3. Stay Hydrated

While drinking too much water sounds counterintuitive, dehydration can make urine more concentrated, which can irritate the bladder and cause a sudden urge to urinate.

4. Schedule Bathroom Trips

Even if you don’t feel that you have to “go”, emptying the bladder regularly can help prevent involuntarily urinating when the bladder is full.

Risk Factors for Developing Urinary Incontinence

Many conditions increase the likelihood of urinary incontinence in adults. The most common include:

  • Urinary Tract Infections
  • Hysterectomy
  • Menopause
  • Enlarged Prostate
  • Diabetes
  • Neurological Disorders
  • Being Overweight or Obese
  • Family History

Urinary Incontinence and Alzheimer’s Disease

Incontinence is common in patients with Alzheimer’s Disease for various reasons: Forgetting where the bathrooms are located, forgetting to take incontinence medication, and in the late stages of the illness, forgetting how to recognize the urge to relieve oneself. This is the case with both urinary incontinence and bowel movements.

Since incontinence is common in patients with Alzheimer’s, you, as a caregiver, have to be proactive in making the situation more bearable for your loved one.

  • Limit fluid intake before bedtime
  • Always leave the bathroom door open
  • Place absorbent pads on the mattress
  • Purchase disposable underwear
  • Add grab bars near the toilet
  • Raise the toilet seat if it’s difficult to sit down or get back up
  • When going out of the house, bring along wipes and an extra set of clothes
  • If they constantly feel the need to urinate, get tested for a urinary tract infection
  • During the latter stages, go into the bathroom with them and assist them to the toilet

No matter how frustrated you get, always treat them with respect and compassion. Don’t ask them why they didn’t let you know they needed to use the restroom. Accidents happen.

Urinary Incontinence Prevention

While urinary incontinence is sometimes unavoidable, there are things you can do to reduce your chances of developing the condition:

  • Maintain a healthy weight
  • Treat urinary tract infections
  • Avoid bladder irritants like caffeine, alcohol, and acidic foods
  • Quit smoking

If You or a Loved One has been Diagnosed with Incontinence, Contact Us for Assistance.

If you or a loved one has been diagnosed with incontinence, let us help you. At Care Options for Kids, we have an entire team of experienced caregivers to ensure the wellbeing of our patients.

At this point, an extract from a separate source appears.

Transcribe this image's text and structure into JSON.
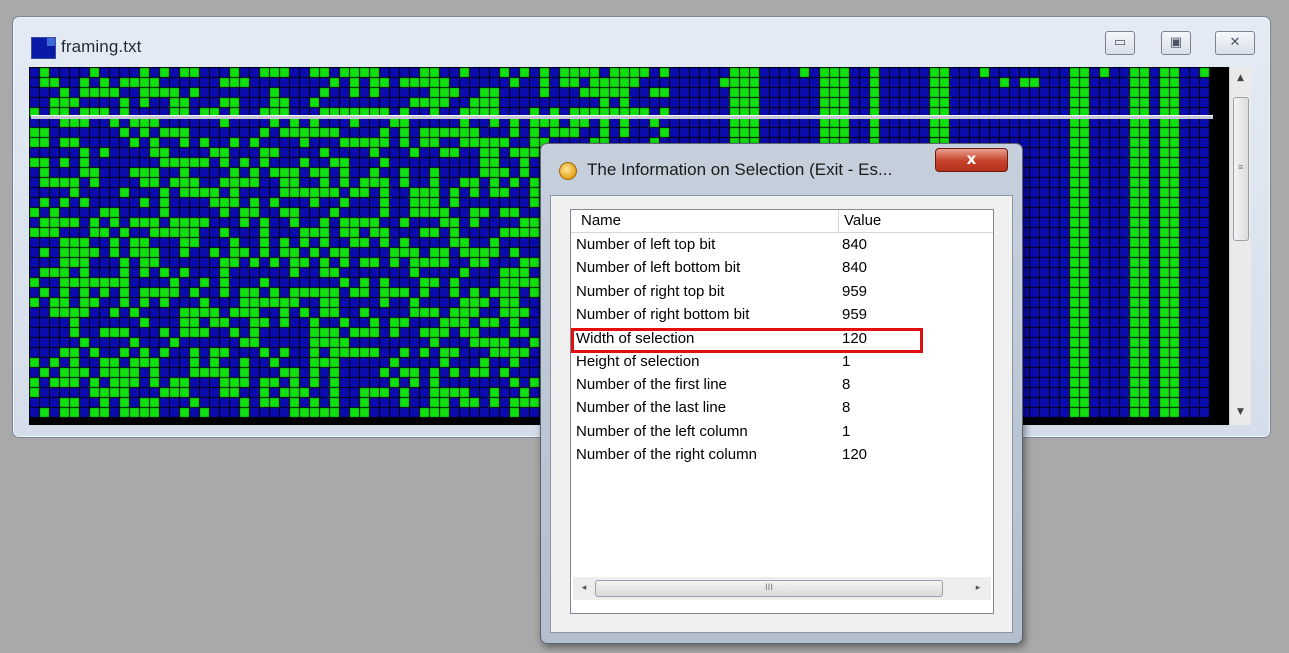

If you or an aging loved one are considering home health care services, contact the caring staff at Care Options for Kids. Call today at (888) 592-5855.